Researchers have found that a specially designed polycarbonate molecule holds promise in the fight against superbugs, microbes that resist a range of conventional drugs.
Scientists at IBM and Singapore's Institute of Bioengineering and Nanotechnology found the new polymer can kill five deadly types of bacteria resistant to multiple drugs without side effects. Unlike other approaches to polymer-based anti-microbials, this new polymer does not appear toxic, is biodegradable and attacks a broad selection of bacteria.
"This is another example of how to exploit polymer science to bring it to medicine," James Hedrick told Plastics News in a phone interview.
Hedrick led the team at IBM's Almaden, Calif., laboratories.

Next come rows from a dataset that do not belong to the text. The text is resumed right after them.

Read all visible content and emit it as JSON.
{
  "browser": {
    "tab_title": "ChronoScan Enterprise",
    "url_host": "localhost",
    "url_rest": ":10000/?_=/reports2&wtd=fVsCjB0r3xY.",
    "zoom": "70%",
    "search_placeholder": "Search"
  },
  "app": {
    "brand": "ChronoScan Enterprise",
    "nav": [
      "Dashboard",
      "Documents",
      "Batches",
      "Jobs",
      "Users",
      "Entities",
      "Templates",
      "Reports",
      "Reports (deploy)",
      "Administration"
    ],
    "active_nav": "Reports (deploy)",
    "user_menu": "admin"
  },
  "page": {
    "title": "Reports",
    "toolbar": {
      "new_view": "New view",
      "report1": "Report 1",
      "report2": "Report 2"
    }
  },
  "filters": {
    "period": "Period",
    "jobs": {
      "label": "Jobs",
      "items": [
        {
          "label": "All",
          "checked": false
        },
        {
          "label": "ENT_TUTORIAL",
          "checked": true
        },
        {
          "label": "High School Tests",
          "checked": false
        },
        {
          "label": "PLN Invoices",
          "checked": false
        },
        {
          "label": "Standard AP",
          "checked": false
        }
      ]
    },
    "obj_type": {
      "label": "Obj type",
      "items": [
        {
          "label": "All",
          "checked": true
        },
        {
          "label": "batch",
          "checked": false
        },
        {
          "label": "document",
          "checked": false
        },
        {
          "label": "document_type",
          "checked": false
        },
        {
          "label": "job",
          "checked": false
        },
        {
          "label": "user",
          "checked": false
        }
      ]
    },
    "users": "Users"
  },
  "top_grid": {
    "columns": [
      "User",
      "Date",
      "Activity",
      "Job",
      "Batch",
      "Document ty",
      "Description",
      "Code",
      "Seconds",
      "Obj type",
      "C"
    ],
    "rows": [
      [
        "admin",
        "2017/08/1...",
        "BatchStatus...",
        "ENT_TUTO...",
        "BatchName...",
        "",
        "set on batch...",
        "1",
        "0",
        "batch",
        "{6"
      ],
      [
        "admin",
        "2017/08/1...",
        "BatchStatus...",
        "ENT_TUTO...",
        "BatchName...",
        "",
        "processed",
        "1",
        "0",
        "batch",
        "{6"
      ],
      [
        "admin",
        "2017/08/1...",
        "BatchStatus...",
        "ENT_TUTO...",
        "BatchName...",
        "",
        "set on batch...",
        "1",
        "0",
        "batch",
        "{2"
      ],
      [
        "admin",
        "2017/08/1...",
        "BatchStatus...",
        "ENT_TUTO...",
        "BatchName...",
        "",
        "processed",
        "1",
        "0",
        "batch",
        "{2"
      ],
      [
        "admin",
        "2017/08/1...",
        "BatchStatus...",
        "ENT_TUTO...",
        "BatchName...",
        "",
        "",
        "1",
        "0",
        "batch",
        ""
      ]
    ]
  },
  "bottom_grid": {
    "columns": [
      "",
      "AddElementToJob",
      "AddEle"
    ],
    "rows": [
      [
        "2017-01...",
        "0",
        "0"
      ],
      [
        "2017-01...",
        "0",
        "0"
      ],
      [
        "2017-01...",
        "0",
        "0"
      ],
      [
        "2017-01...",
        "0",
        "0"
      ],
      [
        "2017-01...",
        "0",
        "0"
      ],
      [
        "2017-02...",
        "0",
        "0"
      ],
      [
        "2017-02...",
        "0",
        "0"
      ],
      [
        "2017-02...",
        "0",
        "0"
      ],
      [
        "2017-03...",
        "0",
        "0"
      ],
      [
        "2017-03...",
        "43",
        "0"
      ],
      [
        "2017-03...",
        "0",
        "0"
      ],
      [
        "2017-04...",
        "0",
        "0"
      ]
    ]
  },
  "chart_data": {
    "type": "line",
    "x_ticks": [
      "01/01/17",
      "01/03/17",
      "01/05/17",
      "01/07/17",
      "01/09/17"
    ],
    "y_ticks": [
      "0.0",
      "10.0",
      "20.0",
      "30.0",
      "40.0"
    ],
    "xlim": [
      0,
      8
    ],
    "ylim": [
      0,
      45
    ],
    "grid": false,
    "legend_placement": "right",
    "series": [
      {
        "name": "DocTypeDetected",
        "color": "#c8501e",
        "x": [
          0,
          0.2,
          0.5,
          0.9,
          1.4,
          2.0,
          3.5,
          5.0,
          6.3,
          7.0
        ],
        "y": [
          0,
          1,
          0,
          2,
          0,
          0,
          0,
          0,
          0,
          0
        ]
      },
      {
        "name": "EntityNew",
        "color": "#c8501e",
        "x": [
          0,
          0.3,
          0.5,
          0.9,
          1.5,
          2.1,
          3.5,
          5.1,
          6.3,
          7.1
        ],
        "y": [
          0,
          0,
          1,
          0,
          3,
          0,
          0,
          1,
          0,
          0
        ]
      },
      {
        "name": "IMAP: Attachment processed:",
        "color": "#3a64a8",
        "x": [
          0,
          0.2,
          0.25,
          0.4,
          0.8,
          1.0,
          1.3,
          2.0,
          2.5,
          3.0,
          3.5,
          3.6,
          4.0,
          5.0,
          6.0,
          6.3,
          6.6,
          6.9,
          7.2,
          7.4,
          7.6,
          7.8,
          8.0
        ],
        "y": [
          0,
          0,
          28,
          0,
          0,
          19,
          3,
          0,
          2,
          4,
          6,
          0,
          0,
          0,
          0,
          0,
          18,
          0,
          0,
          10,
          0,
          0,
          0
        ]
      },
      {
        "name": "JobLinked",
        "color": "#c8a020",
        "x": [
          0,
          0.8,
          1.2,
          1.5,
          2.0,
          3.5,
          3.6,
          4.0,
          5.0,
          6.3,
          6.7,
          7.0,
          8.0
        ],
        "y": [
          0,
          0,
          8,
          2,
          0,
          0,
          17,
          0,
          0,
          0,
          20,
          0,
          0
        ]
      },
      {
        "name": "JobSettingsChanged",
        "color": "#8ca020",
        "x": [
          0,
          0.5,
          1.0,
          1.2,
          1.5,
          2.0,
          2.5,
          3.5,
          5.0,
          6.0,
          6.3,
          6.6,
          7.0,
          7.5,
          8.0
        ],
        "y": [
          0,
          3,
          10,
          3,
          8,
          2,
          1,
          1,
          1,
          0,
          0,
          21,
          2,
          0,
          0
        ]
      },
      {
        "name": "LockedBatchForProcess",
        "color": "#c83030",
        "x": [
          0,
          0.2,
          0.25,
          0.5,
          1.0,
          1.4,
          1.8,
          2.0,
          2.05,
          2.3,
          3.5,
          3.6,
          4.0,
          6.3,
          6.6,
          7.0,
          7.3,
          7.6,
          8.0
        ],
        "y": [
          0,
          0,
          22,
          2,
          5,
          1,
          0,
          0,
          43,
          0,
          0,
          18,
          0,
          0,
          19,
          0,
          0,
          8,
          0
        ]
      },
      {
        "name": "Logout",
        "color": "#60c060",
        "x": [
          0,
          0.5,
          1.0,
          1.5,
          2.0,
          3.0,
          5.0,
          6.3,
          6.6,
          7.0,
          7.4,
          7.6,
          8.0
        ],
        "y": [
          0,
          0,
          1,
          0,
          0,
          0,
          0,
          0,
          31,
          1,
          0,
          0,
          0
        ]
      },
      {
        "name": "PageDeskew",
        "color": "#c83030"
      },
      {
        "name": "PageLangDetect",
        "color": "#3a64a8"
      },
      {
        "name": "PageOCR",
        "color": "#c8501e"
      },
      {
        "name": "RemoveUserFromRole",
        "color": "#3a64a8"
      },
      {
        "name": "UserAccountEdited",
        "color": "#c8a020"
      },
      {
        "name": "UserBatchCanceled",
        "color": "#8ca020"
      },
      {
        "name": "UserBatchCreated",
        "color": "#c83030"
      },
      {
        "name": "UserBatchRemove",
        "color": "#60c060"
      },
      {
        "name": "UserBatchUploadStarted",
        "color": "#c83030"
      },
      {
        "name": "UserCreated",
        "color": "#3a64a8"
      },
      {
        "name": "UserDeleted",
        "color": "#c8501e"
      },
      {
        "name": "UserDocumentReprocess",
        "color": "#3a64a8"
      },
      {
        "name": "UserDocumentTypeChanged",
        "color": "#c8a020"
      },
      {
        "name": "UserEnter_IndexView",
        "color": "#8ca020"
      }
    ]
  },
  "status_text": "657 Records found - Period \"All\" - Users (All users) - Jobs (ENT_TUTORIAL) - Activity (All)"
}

Researchers there and in Singapore collaborated on the project. Hedrick has been leading several research projects exploring exotic uses for new polymers. In 2016, IBM researchers and other scientists discovered polymers that can attack viruses.
The new research "rounds out our ability to someday treat a spectrum of infectious diseases with a single, new type of mechanism without the onset of resistance," Hedrick stated in a March 6 news release from Singapore's Agency for Science, Technology and Research.
The research was reported by the IBM and IBN teams March 5 in the peer-reviewed journal Nature Communications.
Researchers created a polycarbonate with a guanidinium unit attached. Guanidinium is an easily synthesized molecule containing three nitrogen atoms and six hydrogen atoms. It has limited medical usefulness when used in its simplest forms.